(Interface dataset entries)
BEGIN
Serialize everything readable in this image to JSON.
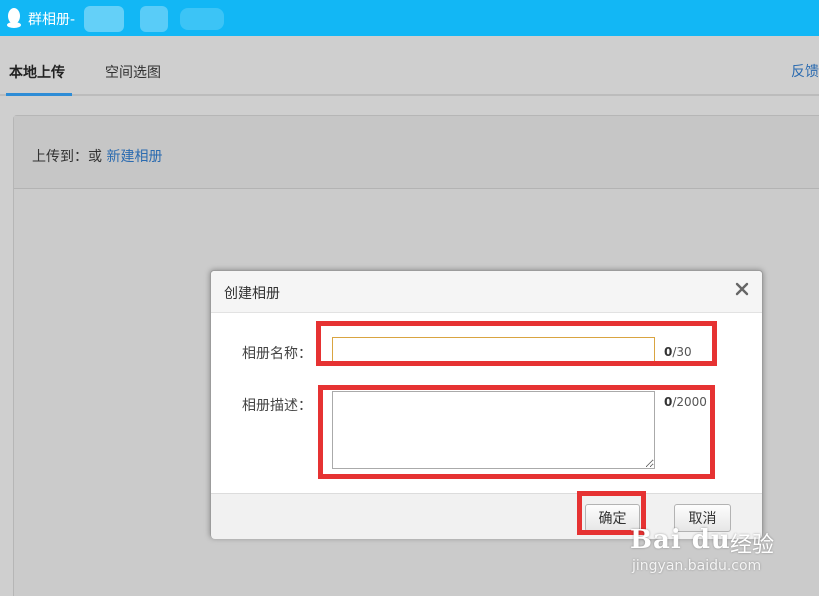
{
  "window": {
    "title": "群相册-"
  },
  "tabs": [
    {
      "label": "本地上传",
      "active": true
    },
    {
      "label": "空间选图",
      "active": false
    }
  ],
  "feedback_label": "反馈",
  "upload_section": {
    "prefix": "上传到：或 ",
    "new_album_link": "新建相册"
  },
  "dialog": {
    "title": "创建相册",
    "close_icon": "close-icon",
    "name_label": "相册名称：",
    "name_value": "",
    "name_count": "0",
    "name_max": "/30",
    "desc_label": "相册描述：",
    "desc_value": "",
    "desc_count": "0",
    "desc_max": "/2000",
    "ok_label": "确定",
    "cancel_label": "取消"
  },
  "watermark": {
    "logo": "Bai du",
    "site": "经验",
    "url": "jingyan.baidu.com"
  },
  "colors": {
    "title_bar": "#12b7f5",
    "link": "#2b6bb0",
    "highlight": "#e63232",
    "tab_underline": "#2d8cd6"
  }
}
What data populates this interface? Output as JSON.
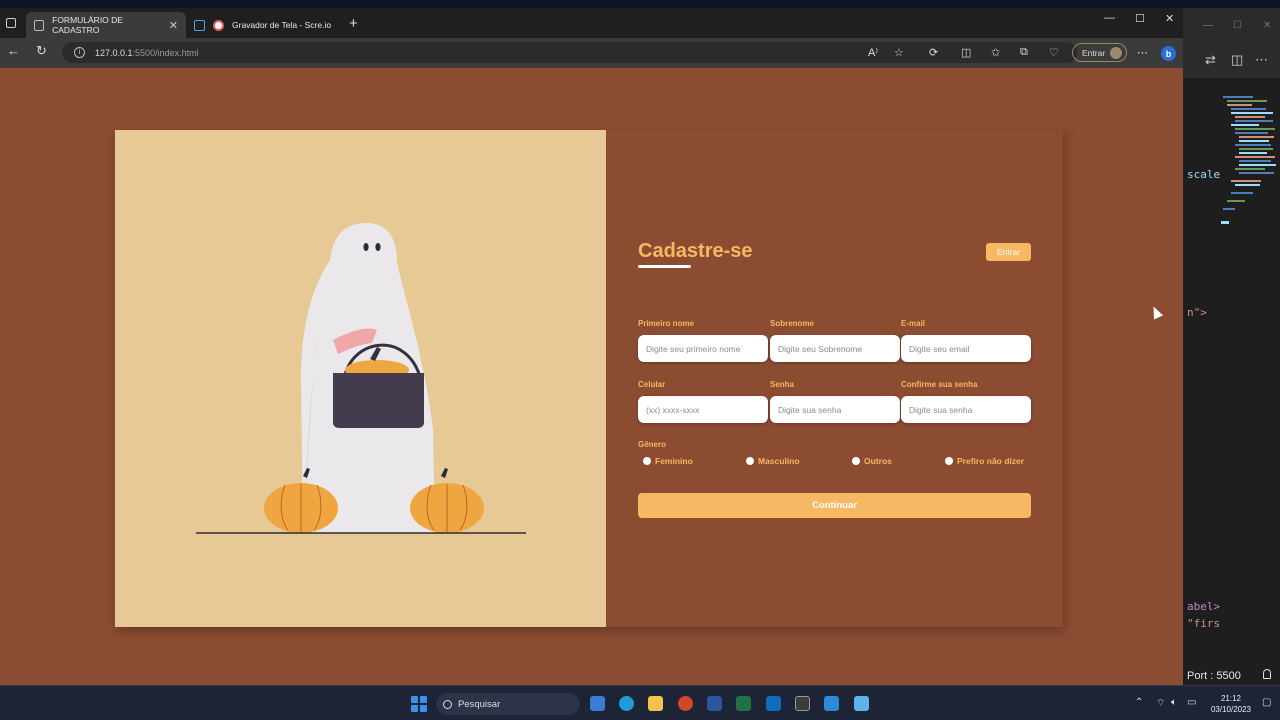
{
  "browser": {
    "tabs": [
      {
        "title": "FORMULÁRIO DE CADASTRO",
        "active": true
      },
      {
        "title": "Gravador de Tela - Scre.io",
        "active": false
      }
    ],
    "url": {
      "host": "127.0.0.1",
      "path": ":5500/index.html"
    },
    "profile_button": "Entrar",
    "reader_icon_text": "A⁾"
  },
  "form": {
    "title": "Cadastre-se",
    "login_button": "Entrar",
    "fields": [
      {
        "label": "Primeiro nome",
        "placeholder": "Digite seu primeiro nome"
      },
      {
        "label": "Sobrenome",
        "placeholder": "Digite seu Sobrenome"
      },
      {
        "label": "E-mail",
        "placeholder": "Digite seu email"
      },
      {
        "label": "Celular",
        "placeholder": "(xx) xxxx-xxxx"
      },
      {
        "label": "Senha",
        "placeholder": "Digite sua senha"
      },
      {
        "label": "Confirme sua senha",
        "placeholder": "Digite sua senha"
      }
    ],
    "gender": {
      "label": "Gênero",
      "options": [
        "Feminino",
        "Masculino",
        "Outros",
        "Prefiro não dizer"
      ]
    },
    "continue_button": "Continuar",
    "colors": {
      "accent": "#f6b862",
      "panel": "#8b4c32",
      "illustration_bg": "#e7c996"
    }
  },
  "vscode": {
    "code_fragments": [
      "scale",
      "n\">",
      "abel>",
      "\"firs"
    ],
    "status": "Port : 5500"
  },
  "taskbar": {
    "search_label": "Pesquisar",
    "time": "21:12",
    "date": "03/10/2023"
  }
}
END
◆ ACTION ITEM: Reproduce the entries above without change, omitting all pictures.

◆ ANSWER TO THIS TASK:
Serialize everything readable in this image to JSON.
{
  "window": {
    "title": "群相册-"
  },
  "tabs": [
    {
      "label": "本地上传",
      "active": true
    },
    {
      "label": "空间选图",
      "active": false
    }
  ],
  "feedback_label": "反馈",
  "upload_section": {
    "prefix": "上传到：或 ",
    "new_album_link": "新建相册"
  },
  "dialog": {
    "title": "创建相册",
    "close_icon": "close-icon",
    "name_label": "相册名称：",
    "name_value": "",
    "name_count": "0",
    "name_max": "/30",
    "desc_label": "相册描述：",
    "desc_value": "",
    "desc_count": "0",
    "desc_max": "/2000",
    "ok_label": "确定",
    "cancel_label": "取消"
  },
  "watermark": {
    "logo": "Bai du",
    "site": "经验",
    "url": "jingyan.baidu.com"
  },
  "colors": {
    "title_bar": "#12b7f5",
    "link": "#2b6bb0",
    "highlight": "#e63232",
    "tab_underline": "#2d8cd6"
  }
}
What data populates this interface? Output as JSON.
{
  "browser": {
    "tabs": [
      {
        "title": "FORMULÁRIO DE CADASTRO",
        "active": true
      },
      {
        "title": "Gravador de Tela - Scre.io",
        "active": false
      }
    ],
    "url": {
      "host": "127.0.0.1",
      "path": ":5500/index.html"
    },
    "profile_button": "Entrar",
    "reader_icon_text": "A⁾"
  },
  "form": {
    "title": "Cadastre-se",
    "login_button": "Entrar",
    "fields": [
      {
        "label": "Primeiro nome",
        "placeholder": "Digite seu primeiro nome"
      },
      {
        "label": "Sobrenome",
        "placeholder": "Digite seu Sobrenome"
      },
      {
        "label": "E-mail",
        "placeholder": "Digite seu email"
      },
      {
        "label": "Celular",
        "placeholder": "(xx) xxxx-xxxx"
      },
      {
        "label": "Senha",
        "placeholder": "Digite sua senha"
      },
      {
        "label": "Confirme sua senha",
        "placeholder": "Digite sua senha"
      }
    ],
    "gender": {
      "label": "Gênero",
      "options": [
        "Feminino",
        "Masculino",
        "Outros",
        "Prefiro não dizer"
      ]
    },
    "continue_button": "Continuar",
    "colors": {
      "accent": "#f6b862",
      "panel": "#8b4c32",
      "illustration_bg": "#e7c996"
    }
  },
  "vscode": {
    "code_fragments": [
      "scale",
      "n\">",
      "abel>",
      "\"firs"
    ],
    "status": "Port : 5500"
  },
  "taskbar": {
    "search_label": "Pesquisar",
    "time": "21:12",
    "date": "03/10/2023"
  }
}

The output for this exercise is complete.